Consider mobile, too. If any of your team is likely to do any traveling, the solution you choose should have a solid mobile offering. Some members of our team travel frequently, and they need to be able to chat to the rest of the team as if they were at home, wherever they are and whether they can open their laptop or not. Many times I’ve received a hot news tip via email and needed to get into ‘the office’ on my phone to share it with the on-duty team.

2. Write a staff handbook

If you’re going to have staff spread around the world, it’s important they all have the same understanding of what your company is all about and don’t have to wait for the boss to come online to ask that basic question about something like where to find an expenses claim form. This could be a simple Dropbox folder full of documents that everyone can access, or your could opt for a password-protected Web page or mini-site built with something like Google Sites.
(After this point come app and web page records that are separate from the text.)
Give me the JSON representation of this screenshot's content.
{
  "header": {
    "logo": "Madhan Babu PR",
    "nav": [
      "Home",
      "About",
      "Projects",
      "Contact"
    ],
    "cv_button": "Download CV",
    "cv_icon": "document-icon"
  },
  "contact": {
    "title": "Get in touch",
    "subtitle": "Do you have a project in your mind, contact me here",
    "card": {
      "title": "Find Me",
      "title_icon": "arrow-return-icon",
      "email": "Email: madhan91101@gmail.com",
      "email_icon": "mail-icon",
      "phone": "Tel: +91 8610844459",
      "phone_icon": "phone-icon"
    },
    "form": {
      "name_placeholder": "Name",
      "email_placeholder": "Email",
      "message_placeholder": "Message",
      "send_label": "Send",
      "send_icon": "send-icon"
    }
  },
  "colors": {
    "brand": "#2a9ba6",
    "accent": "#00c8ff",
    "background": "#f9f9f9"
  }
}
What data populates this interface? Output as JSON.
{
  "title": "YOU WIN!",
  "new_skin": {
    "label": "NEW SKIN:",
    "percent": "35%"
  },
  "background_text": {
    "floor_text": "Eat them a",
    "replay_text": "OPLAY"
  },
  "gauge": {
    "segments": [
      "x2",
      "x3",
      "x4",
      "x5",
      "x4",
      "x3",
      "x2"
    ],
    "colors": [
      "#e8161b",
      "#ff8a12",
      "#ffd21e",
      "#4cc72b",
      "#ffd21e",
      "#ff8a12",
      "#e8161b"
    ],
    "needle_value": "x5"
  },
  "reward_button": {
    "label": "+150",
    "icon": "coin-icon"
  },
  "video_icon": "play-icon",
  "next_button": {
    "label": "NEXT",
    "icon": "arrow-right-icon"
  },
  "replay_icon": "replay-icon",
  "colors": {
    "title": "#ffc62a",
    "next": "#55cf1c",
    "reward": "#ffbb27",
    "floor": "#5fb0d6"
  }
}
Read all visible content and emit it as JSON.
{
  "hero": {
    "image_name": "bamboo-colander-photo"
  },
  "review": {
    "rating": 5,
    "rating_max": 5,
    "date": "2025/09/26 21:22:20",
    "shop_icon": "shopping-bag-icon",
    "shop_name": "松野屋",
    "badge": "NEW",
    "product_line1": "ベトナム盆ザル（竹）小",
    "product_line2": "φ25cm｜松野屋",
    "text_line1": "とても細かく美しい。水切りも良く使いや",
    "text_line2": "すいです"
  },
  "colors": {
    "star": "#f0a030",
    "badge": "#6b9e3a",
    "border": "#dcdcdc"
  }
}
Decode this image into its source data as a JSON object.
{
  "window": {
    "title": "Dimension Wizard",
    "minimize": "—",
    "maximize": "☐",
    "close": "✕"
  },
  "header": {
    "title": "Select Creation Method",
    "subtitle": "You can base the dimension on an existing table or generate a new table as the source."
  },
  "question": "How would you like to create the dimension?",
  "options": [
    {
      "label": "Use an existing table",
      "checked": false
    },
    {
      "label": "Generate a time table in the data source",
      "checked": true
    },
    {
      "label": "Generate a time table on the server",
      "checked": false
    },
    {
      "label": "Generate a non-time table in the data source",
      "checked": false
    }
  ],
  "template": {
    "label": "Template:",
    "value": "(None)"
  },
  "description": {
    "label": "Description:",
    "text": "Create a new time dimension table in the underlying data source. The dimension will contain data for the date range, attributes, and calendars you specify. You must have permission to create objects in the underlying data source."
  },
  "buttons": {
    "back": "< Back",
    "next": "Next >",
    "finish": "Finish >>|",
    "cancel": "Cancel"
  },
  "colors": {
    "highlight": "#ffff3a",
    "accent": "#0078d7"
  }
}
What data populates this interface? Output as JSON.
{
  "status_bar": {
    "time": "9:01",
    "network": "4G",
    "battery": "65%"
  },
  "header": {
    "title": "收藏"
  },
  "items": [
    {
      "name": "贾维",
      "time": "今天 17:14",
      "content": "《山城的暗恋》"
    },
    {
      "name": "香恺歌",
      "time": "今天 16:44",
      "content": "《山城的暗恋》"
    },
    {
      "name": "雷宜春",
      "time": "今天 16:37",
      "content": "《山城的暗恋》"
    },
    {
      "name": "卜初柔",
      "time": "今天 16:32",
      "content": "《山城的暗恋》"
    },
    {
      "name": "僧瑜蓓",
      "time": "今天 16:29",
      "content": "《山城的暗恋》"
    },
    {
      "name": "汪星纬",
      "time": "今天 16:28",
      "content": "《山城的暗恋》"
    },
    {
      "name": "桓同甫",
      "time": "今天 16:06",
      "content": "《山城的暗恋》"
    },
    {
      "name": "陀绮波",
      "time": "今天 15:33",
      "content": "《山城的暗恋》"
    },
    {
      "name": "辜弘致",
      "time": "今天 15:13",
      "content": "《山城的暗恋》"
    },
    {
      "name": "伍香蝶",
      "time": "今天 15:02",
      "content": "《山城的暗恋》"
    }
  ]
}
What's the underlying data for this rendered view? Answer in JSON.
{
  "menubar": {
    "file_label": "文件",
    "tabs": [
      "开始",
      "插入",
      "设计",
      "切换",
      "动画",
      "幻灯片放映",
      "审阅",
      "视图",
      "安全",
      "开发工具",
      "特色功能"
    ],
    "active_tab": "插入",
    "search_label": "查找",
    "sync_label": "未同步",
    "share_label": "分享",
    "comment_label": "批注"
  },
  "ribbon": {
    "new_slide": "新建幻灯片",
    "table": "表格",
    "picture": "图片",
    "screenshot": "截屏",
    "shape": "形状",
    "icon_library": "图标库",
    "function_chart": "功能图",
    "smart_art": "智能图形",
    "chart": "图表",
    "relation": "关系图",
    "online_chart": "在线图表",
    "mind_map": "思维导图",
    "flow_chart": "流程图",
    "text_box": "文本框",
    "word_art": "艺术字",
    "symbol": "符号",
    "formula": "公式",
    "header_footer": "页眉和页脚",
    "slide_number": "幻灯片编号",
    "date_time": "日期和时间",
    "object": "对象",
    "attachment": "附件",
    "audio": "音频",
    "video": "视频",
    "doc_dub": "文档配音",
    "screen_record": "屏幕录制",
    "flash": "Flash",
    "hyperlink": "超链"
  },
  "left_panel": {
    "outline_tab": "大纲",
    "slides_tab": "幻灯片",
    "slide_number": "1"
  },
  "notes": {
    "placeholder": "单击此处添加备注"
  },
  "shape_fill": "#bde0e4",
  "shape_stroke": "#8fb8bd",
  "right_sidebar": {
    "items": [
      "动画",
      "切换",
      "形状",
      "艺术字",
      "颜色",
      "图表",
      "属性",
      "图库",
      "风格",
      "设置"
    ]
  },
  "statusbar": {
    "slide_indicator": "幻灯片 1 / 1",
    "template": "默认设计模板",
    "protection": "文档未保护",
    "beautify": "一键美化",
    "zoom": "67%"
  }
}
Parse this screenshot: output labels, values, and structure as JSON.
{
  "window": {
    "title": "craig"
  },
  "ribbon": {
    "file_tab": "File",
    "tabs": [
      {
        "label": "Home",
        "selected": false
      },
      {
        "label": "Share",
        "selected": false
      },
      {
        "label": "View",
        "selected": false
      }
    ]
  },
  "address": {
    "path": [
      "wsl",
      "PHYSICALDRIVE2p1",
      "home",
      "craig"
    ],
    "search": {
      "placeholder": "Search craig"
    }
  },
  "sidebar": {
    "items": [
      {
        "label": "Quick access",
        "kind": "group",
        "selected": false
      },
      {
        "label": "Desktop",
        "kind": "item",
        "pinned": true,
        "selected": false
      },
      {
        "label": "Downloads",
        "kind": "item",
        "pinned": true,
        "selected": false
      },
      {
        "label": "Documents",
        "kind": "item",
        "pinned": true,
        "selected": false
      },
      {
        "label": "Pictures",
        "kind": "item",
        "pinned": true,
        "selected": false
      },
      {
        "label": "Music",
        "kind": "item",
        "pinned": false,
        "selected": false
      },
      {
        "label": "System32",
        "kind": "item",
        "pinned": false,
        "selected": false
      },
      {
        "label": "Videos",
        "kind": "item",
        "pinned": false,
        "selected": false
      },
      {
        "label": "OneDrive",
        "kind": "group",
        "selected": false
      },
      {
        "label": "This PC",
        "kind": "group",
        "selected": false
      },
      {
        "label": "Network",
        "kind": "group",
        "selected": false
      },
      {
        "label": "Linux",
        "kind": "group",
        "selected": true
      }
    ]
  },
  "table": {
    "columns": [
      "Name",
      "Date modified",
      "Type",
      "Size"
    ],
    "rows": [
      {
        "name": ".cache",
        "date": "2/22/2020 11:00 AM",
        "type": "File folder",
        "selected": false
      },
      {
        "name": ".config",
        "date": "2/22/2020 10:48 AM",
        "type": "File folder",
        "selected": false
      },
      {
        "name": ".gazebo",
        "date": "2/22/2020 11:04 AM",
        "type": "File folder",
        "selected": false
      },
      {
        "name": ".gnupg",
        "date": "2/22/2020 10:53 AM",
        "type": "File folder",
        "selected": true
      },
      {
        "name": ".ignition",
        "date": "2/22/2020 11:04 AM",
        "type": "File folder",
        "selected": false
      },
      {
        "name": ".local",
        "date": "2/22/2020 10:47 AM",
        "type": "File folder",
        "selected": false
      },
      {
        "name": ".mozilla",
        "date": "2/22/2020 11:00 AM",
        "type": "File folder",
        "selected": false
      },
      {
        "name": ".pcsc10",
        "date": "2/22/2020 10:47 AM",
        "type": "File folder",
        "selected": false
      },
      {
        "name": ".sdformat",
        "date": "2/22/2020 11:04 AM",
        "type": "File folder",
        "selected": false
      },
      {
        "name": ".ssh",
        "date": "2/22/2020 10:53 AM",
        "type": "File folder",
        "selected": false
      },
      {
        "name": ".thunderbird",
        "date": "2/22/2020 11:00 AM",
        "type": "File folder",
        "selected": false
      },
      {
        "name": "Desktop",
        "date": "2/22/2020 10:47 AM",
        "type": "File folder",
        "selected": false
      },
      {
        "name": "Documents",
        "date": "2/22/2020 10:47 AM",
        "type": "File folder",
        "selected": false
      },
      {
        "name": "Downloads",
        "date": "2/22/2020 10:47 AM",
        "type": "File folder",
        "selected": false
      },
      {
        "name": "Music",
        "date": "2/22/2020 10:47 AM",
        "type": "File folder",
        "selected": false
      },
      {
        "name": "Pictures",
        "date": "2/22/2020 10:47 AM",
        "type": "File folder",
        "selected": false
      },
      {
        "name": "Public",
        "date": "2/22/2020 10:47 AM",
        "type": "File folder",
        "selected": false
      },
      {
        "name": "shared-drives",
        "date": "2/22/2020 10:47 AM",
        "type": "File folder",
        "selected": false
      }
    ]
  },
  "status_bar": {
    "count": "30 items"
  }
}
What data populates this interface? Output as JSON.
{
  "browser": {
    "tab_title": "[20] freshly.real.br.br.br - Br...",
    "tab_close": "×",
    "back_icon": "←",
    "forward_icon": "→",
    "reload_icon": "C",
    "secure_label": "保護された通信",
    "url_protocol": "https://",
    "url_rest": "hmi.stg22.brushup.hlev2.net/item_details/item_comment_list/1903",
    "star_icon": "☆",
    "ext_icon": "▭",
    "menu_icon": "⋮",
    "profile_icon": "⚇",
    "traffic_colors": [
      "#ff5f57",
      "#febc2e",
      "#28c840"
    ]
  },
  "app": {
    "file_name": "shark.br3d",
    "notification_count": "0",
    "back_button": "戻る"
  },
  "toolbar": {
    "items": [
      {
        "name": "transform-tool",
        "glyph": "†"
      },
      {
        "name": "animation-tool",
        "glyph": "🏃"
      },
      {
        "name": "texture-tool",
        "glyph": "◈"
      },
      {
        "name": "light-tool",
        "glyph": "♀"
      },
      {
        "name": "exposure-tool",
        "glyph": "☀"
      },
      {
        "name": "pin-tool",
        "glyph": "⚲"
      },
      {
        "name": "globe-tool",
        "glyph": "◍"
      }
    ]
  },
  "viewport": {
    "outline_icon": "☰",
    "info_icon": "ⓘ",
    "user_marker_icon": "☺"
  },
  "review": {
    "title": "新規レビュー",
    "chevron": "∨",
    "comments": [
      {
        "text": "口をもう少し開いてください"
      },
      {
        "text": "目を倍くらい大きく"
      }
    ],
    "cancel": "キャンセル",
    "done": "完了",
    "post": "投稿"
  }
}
At The Next Web we use Google Sites to provide a single destination for information about   the company, from our company mission to an editorial style guide.

3. Share regular company updates

When your workforce is working remotely, it’s important that they all feel part of the same team. Keeping them informed about the same news that your head office employees are party to is key to this – the remote workers shouldn’t feel like second class citizens.

At The Next Web, we use our Google Sites hub for this. Staff are asked to subscribe to important pages so that they receive notifications when there’s an update – it’s a good way to keep everyone on top of what’s new, although you could achieve the same thing with a company-wide email.

The most  important thing is to make sure that you don’t let the regularity of the updates slip. If you tell your team that the update will be weekly or monthly, stick to that promise. Your local office staff may be able to see that you’ve been out at important meetings all week so are unlikely to be able to share a company-wide update on time, but an employee on the other side of the country – or the world – may be left wondering what exactly is going on.

4. Create a culture of mutual congratulation

It’s a cliché that sales teams in offices bang a gong whenever anyone closes a deal, but celebrating your little successes is actually a useful bonding ritual for remote teams. Think about something you can measure, something that’s positive for the company and happens relatively often – celebrate in your virtual office as it happens.

Meanwhile, keep an eye out for employees doing particularly good work. Congratulate them on it in your virtual office so that other employees can see. The effect is that the person who has done well feels appreciated and everyone else understands that you value good work, even if you rarely – if ever – actually meet the people doing it.

5. Keep an eye on morale

Despite all the positive reinforcement you should be giving your remote team, it’s important  to keep an eye out for signs of doubt in the ranks. If you see any hint of a downturn in morale, you should nip it in the bud immediately. How you do that will depend on the circumstances, but taking clear action to address the problem, in a way that’s visible to the whole team, should stop the doubt from spreading further amongst the team.

6. Hire carefully

Not everyone is a natural at working remotely. If possible, give any possible recruits a tryout phase before you hire them fully. As you may rarely meet them them, it’s incredibly important to ensure your remote workforce lives and breathes your company mission. You need to be able to really trust them to get on with the job.

Your virtual office acts as a way to collaborate on products and maintain your company culture, but in the end, it’s all down to hiring the kinds of people who thrive in a situation where they may never meet their boss face-to-face.

This is part two of a two-part series on working smarter, remotely. Click here to read the first part.